Data entries —
***

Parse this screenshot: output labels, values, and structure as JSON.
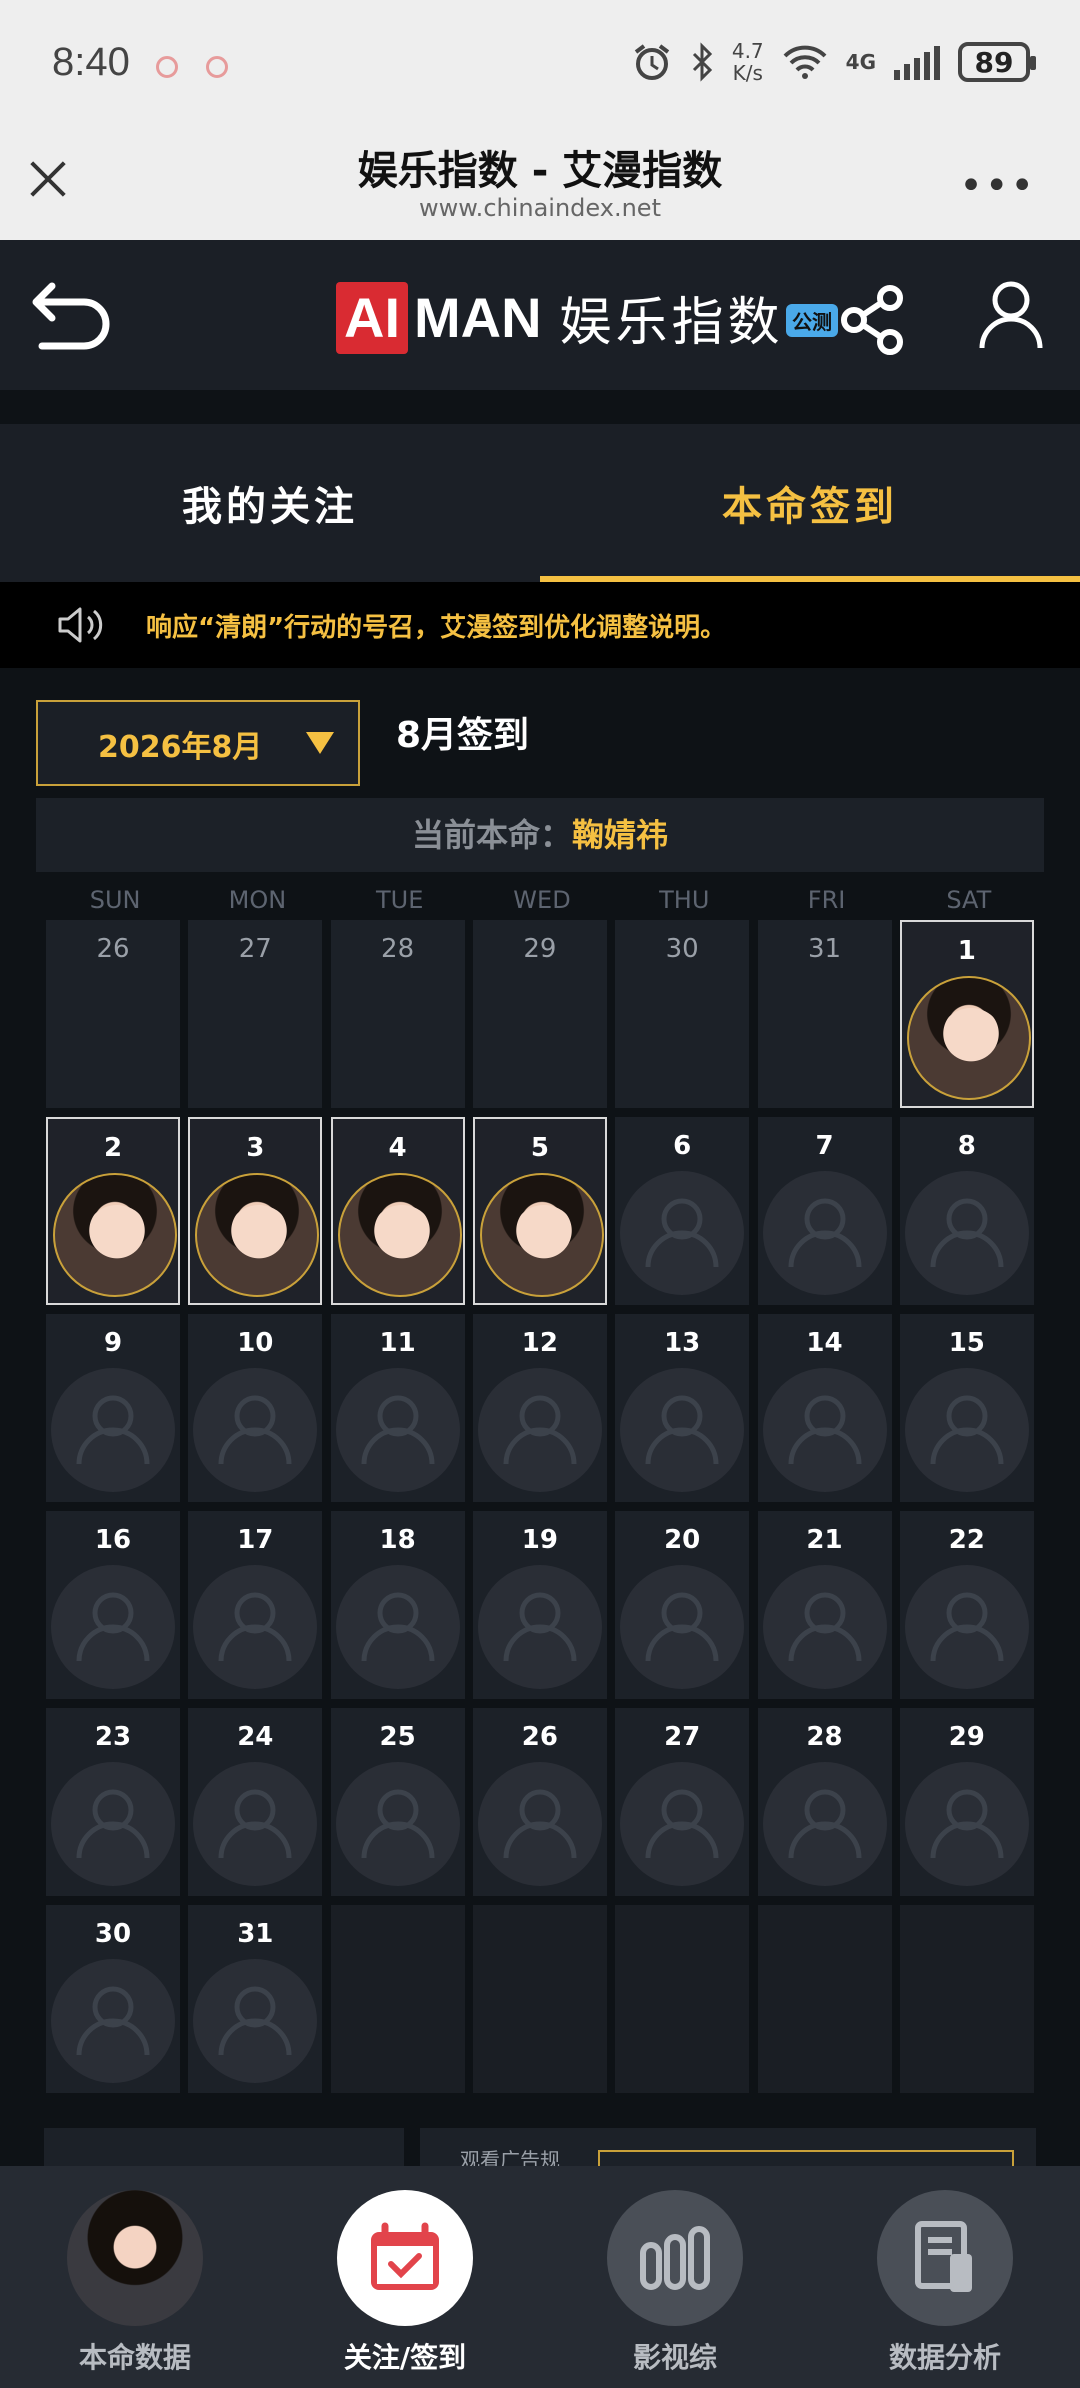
{
  "status": {
    "time": "8:40",
    "speed_value": "4.7",
    "speed_unit": "K/s",
    "network": "4G",
    "battery": "89"
  },
  "browser": {
    "title": "娱乐指数 - 艾漫指数",
    "url": "www.chinaindex.net"
  },
  "header": {
    "logo_ai": "AI",
    "logo_man": "MAN",
    "logo_cn": "娱乐指数",
    "beta": "公测"
  },
  "tabs": [
    {
      "label": "我的关注",
      "active": false
    },
    {
      "label": "本命签到",
      "active": true
    }
  ],
  "notice": {
    "text": "响应“清朗”行动的号召，艾漫签到优化调整说明。"
  },
  "calendar": {
    "month_select": "2026年8月",
    "month_title": "8月签到",
    "current_label": "当前本命：",
    "current_name": "鞠婧祎",
    "weekdays": [
      "SUN",
      "MON",
      "TUE",
      "WED",
      "THU",
      "FRI",
      "SAT"
    ],
    "cells": [
      {
        "d": "26",
        "s": "other"
      },
      {
        "d": "27",
        "s": "other"
      },
      {
        "d": "28",
        "s": "other"
      },
      {
        "d": "29",
        "s": "other"
      },
      {
        "d": "30",
        "s": "other"
      },
      {
        "d": "31",
        "s": "other"
      },
      {
        "d": "1",
        "s": "signed"
      },
      {
        "d": "2",
        "s": "signed"
      },
      {
        "d": "3",
        "s": "signed"
      },
      {
        "d": "4",
        "s": "signed"
      },
      {
        "d": "5",
        "s": "signed"
      },
      {
        "d": "6",
        "s": "empty"
      },
      {
        "d": "7",
        "s": "empty"
      },
      {
        "d": "8",
        "s": "empty"
      },
      {
        "d": "9",
        "s": "empty"
      },
      {
        "d": "10",
        "s": "empty"
      },
      {
        "d": "11",
        "s": "empty"
      },
      {
        "d": "12",
        "s": "empty"
      },
      {
        "d": "13",
        "s": "empty"
      },
      {
        "d": "14",
        "s": "empty"
      },
      {
        "d": "15",
        "s": "empty"
      },
      {
        "d": "16",
        "s": "empty"
      },
      {
        "d": "17",
        "s": "empty"
      },
      {
        "d": "18",
        "s": "empty"
      },
      {
        "d": "19",
        "s": "empty"
      },
      {
        "d": "20",
        "s": "empty"
      },
      {
        "d": "21",
        "s": "empty"
      },
      {
        "d": "22",
        "s": "empty"
      },
      {
        "d": "23",
        "s": "empty"
      },
      {
        "d": "24",
        "s": "empty"
      },
      {
        "d": "25",
        "s": "empty"
      },
      {
        "d": "26",
        "s": "empty"
      },
      {
        "d": "27",
        "s": "empty"
      },
      {
        "d": "28",
        "s": "empty"
      },
      {
        "d": "29",
        "s": "empty"
      },
      {
        "d": "30",
        "s": "empty"
      },
      {
        "d": "31",
        "s": "empty"
      },
      {
        "d": "",
        "s": "blank"
      },
      {
        "d": "",
        "s": "blank"
      },
      {
        "d": "",
        "s": "blank"
      },
      {
        "d": "",
        "s": "blank"
      },
      {
        "d": "",
        "s": "blank"
      }
    ]
  },
  "partial_panel": {
    "text": "观看广告规"
  },
  "bottom_nav": [
    {
      "label": "本命数据",
      "icon": "avatar-photo",
      "active": false
    },
    {
      "label": "关注/签到",
      "icon": "calendar-check-icon",
      "active": true
    },
    {
      "label": "影视综",
      "icon": "bars-icon",
      "active": false
    },
    {
      "label": "数据分析",
      "icon": "document-icon",
      "active": false
    }
  ],
  "colors": {
    "accent": "#f5c042",
    "brand_red": "#d92b32",
    "background": "#0e1216",
    "panel": "#1b1f26"
  }
}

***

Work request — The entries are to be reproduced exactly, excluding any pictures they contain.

Task output —
Parse this screenshot: output labels, values, and structure as JSON.
{
  "status": {
    "time": "8:40",
    "speed_value": "4.7",
    "speed_unit": "K/s",
    "network": "4G",
    "battery": "89"
  },
  "browser": {
    "title": "娱乐指数 - 艾漫指数",
    "url": "www.chinaindex.net"
  },
  "header": {
    "logo_ai": "AI",
    "logo_man": "MAN",
    "logo_cn": "娱乐指数",
    "beta": "公测"
  },
  "tabs": [
    {
      "label": "我的关注",
      "active": false
    },
    {
      "label": "本命签到",
      "active": true
    }
  ],
  "notice": {
    "text": "响应“清朗”行动的号召，艾漫签到优化调整说明。"
  },
  "calendar": {
    "month_select": "2026年8月",
    "month_title": "8月签到",
    "current_label": "当前本命：",
    "current_name": "鞠婧祎",
    "weekdays": [
      "SUN",
      "MON",
      "TUE",
      "WED",
      "THU",
      "FRI",
      "SAT"
    ],
    "cells": [
      {
        "d": "26",
        "s": "other"
      },
      {
        "d": "27",
        "s": "other"
      },
      {
        "d": "28",
        "s": "other"
      },
      {
        "d": "29",
        "s": "other"
      },
      {
        "d": "30",
        "s": "other"
      },
      {
        "d": "31",
        "s": "other"
      },
      {
        "d": "1",
        "s": "signed"
      },
      {
        "d": "2",
        "s": "signed"
      },
      {
        "d": "3",
        "s": "signed"
      },
      {
        "d": "4",
        "s": "signed"
      },
      {
        "d": "5",
        "s": "signed"
      },
      {
        "d": "6",
        "s": "empty"
      },
      {
        "d": "7",
        "s": "empty"
      },
      {
        "d": "8",
        "s": "empty"
      },
      {
        "d": "9",
        "s": "empty"
      },
      {
        "d": "10",
        "s": "empty"
      },
      {
        "d": "11",
        "s": "empty"
      },
      {
        "d": "12",
        "s": "empty"
      },
      {
        "d": "13",
        "s": "empty"
      },
      {
        "d": "14",
        "s": "empty"
      },
      {
        "d": "15",
        "s": "empty"
      },
      {
        "d": "16",
        "s": "empty"
      },
      {
        "d": "17",
        "s": "empty"
      },
      {
        "d": "18",
        "s": "empty"
      },
      {
        "d": "19",
        "s": "empty"
      },
      {
        "d": "20",
        "s": "empty"
      },
      {
        "d": "21",
        "s": "empty"
      },
      {
        "d": "22",
        "s": "empty"
      },
      {
        "d": "23",
        "s": "empty"
      },
      {
        "d": "24",
        "s": "empty"
      },
      {
        "d": "25",
        "s": "empty"
      },
      {
        "d": "26",
        "s": "empty"
      },
      {
        "d": "27",
        "s": "empty"
      },
      {
        "d": "28",
        "s": "empty"
      },
      {
        "d": "29",
        "s": "empty"
      },
      {
        "d": "30",
        "s": "empty"
      },
      {
        "d": "31",
        "s": "empty"
      },
      {
        "d": "",
        "s": "blank"
      },
      {
        "d": "",
        "s": "blank"
      },
      {
        "d": "",
        "s": "blank"
      },
      {
        "d": "",
        "s": "blank"
      },
      {
        "d": "",
        "s": "blank"
      }
    ]
  },
  "partial_panel": {
    "text": "观看广告规"
  },
  "bottom_nav": [
    {
      "label": "本命数据",
      "icon": "avatar-photo",
      "active": false
    },
    {
      "label": "关注/签到",
      "icon": "calendar-check-icon",
      "active": true
    },
    {
      "label": "影视综",
      "icon": "bars-icon",
      "active": false
    },
    {
      "label": "数据分析",
      "icon": "document-icon",
      "active": false
    }
  ],
  "colors": {
    "accent": "#f5c042",
    "brand_red": "#d92b32",
    "background": "#0e1216",
    "panel": "#1b1f26"
  }
}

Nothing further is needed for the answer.